▶ [INPUT RECORDS]

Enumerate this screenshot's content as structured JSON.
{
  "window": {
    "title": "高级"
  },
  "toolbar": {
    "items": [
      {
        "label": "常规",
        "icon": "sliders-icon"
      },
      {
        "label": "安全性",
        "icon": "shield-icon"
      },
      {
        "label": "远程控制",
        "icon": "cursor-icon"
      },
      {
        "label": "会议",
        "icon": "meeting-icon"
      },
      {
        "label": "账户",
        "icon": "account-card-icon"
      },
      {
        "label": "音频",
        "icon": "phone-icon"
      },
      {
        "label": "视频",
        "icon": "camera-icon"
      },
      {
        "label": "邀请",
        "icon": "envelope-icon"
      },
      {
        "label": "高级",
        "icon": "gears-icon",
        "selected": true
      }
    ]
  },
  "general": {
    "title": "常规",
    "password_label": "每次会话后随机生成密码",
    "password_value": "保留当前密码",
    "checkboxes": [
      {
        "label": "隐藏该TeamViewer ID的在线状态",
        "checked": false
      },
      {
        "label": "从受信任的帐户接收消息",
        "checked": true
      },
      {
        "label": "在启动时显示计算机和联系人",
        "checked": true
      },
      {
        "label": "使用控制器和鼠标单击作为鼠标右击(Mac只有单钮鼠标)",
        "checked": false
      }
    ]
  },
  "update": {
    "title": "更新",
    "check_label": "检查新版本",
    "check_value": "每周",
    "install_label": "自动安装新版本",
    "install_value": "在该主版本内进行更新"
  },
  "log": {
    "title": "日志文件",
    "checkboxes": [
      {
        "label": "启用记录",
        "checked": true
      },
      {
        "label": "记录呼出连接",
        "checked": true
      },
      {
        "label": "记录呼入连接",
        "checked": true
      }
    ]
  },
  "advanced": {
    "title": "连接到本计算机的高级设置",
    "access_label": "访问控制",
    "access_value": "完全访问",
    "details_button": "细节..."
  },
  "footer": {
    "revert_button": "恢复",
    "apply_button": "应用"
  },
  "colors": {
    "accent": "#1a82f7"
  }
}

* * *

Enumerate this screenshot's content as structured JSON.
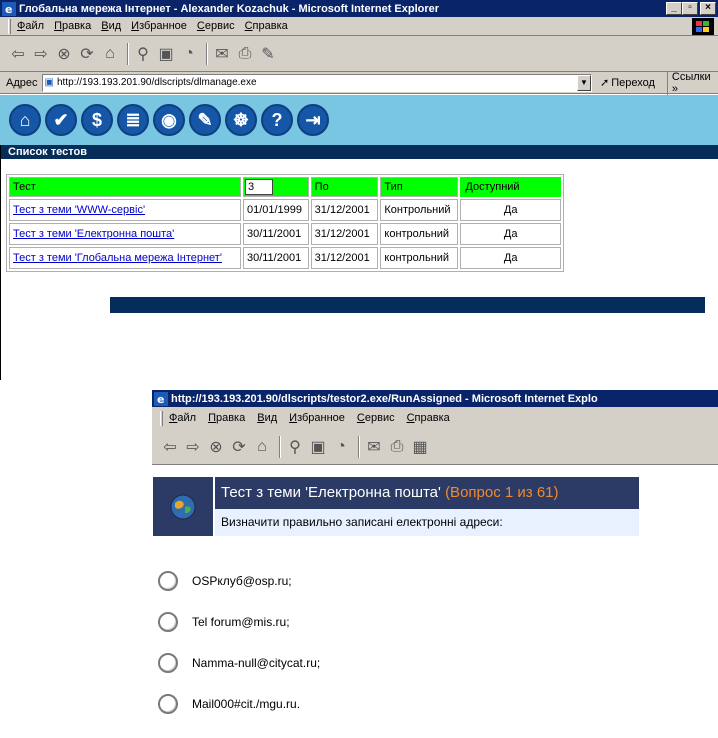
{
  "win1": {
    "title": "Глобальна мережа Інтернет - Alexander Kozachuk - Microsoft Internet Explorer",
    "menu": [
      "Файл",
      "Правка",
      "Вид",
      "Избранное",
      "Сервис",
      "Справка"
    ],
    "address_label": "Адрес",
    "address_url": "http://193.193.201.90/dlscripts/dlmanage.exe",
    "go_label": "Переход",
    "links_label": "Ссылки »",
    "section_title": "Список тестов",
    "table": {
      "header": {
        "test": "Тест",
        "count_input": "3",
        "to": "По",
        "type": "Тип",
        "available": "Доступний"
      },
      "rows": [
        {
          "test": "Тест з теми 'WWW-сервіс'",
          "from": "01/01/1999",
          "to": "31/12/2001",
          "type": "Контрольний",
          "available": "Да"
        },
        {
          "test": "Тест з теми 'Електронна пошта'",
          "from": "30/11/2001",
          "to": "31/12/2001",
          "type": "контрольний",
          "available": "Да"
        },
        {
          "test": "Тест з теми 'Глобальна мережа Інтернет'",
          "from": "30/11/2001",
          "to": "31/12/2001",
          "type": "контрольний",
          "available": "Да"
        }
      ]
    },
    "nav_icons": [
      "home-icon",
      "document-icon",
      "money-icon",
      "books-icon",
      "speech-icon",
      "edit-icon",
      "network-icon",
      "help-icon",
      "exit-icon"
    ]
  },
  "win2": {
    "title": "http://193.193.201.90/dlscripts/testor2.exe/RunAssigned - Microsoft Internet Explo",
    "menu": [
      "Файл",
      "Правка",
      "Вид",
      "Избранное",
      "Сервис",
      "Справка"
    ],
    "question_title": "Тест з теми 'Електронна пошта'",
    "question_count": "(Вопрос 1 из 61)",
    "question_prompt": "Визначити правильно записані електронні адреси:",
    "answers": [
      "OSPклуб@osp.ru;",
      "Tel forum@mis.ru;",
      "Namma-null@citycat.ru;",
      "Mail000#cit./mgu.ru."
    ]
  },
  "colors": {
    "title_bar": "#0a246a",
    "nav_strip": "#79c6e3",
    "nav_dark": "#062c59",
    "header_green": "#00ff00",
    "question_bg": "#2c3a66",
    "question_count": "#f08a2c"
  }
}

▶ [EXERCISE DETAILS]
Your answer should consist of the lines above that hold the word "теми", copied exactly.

▶ [ANSWER TO THIS PROBLEM]
          "test": "Тест з теми 'WWW-сервіс'",
          "test": "Тест з теми 'Електронна пошта'",
          "test": "Тест з теми 'Глобальна мережа Інтернет'",
    "question_title": "Тест з теми 'Електронна пошта'",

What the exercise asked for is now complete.